Costa Rica’s Zoo Ave has managed the first birth in captivity in Latin America of a king vulture, the zoological park said Wednesday.
Zoo Ave, an animal rescue center, operates a zoological park located some 30 kilometers (18 miles) from the capital San José.
The king vulture chick emerged from its egg on Tuesday at the zoo, where specialists had been trying to hatch one of the birds in captivity for 20 years.
This is one of the few successful hatchings of king vultures in captivity in the world, Zoo Ave workers said.
King vulture reproduction is complicated because the species, which is threatened with extinction, lays only one egg a year during the dry season.
“The animal was incubated by both parents. A day before it was born, it was taken to the incubator. There it received an adequate temperature that allowed the chick to break through the egg,” Zoo Ave spokesman Ronald Sibaja said.
The chick will remain with its parents at the rescue center for now.

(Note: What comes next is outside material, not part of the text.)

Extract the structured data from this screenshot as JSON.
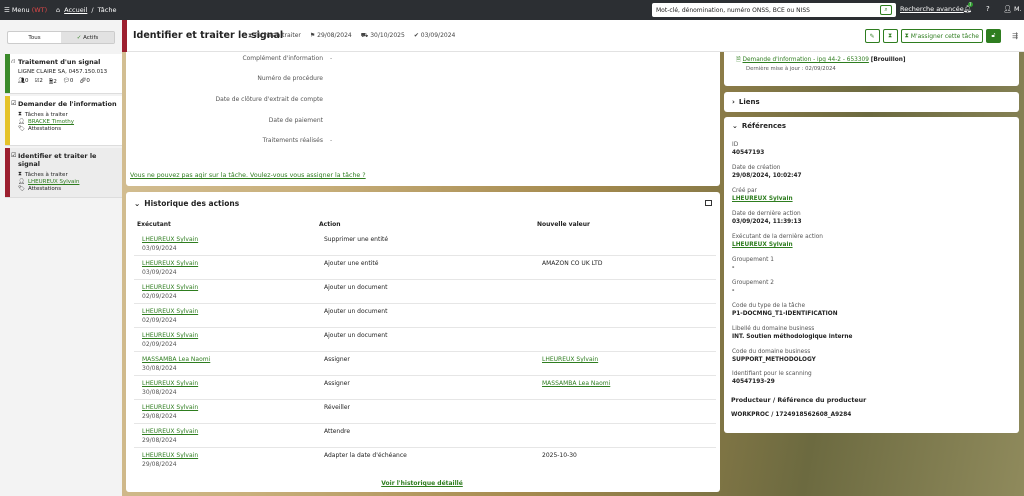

The king vulture is the third-largest vulture on the continent, and its size varies between 67 and 81 centimeters in length. Its wing span can measure up to two meters. It can be found from Mexico to Brazil.